European central banks have again cut interest rates to lessen the blow of what many experts say will be a deep economic recession.  VOA's Michael Bowman reports from Washington, where U.S. economic statistics released Thursday pointed to a dramatic economic slowdown.

The Bank of England slashed its key interest rate by an unusually large amount - 1.5 percent - to three percent, a level not seen since Winston Churchill was prime minister more than 50 years ago.

The European Central Bank followed suit, but cut interest rates by a more modest half of a percent.  It was the second time that European central banks cut interest rates in less than a month amid increasing signs that an economic slowdown has become a full-blown recession.

"The cut is extremely welcome and probably overdue," said Michael Fallon, who heads Britain's Commons Treasury sub-committee. "They have cut massively.  Only a month after the last cut, before that could even take effect, they have cut again.  So clearly, the bank now knows just how bad things are, and we are, in fact, entering a deep recession."

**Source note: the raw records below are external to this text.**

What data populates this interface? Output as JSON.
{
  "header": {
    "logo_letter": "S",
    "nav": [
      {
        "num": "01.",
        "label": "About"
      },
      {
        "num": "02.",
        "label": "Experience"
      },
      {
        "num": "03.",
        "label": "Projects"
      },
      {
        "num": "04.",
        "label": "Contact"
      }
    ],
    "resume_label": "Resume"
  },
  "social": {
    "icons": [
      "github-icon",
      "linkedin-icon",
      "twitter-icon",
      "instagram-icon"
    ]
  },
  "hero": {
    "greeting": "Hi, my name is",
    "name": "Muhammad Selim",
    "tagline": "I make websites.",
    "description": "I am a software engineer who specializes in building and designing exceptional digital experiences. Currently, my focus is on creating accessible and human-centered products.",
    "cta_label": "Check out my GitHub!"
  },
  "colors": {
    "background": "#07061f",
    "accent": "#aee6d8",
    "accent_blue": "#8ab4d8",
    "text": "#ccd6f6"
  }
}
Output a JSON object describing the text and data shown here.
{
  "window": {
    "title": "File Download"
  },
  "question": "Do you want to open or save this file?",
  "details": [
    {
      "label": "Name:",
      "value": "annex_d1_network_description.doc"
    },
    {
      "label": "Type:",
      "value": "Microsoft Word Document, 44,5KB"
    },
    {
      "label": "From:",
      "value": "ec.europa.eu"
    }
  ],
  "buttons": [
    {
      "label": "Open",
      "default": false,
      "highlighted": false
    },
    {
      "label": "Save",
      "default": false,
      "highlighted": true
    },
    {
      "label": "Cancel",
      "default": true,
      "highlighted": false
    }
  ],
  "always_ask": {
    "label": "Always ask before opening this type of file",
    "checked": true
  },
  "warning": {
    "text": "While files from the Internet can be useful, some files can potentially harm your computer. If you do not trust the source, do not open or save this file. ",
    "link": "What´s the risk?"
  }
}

The Bank of England described what it sees as "a very marked deterioration in the outlook for economic activity at home and abroad" and said the threat of inflation has subsided.

Across the Atlantic, experts say economic signals appear equally grim.  The U.S. Labor Department reported continued high numbers of workers filing for unemployment benefits, while American retailers are reporting steep declines in sales.

U.S. retail sales analyst Ken Perkins says the trends point to a disappointing holiday shopping season as American consumers grapple with tight budgets and heavy debt burdens.

"A lot of consumers are carrying relatively high debt levels at this stage," he said. "The discretionary dollars available to them right now are much less than they have been in the past, especially heading into this holiday season."

Interest rate cuts in Europe did little to boost investors' moods.  Major European stock markets plunged between five and seven percent, matching similar losses in Asia.  In New York, Wall Street's Dow Jones Industrial Average recorded triple-digit loses in afternoon trading.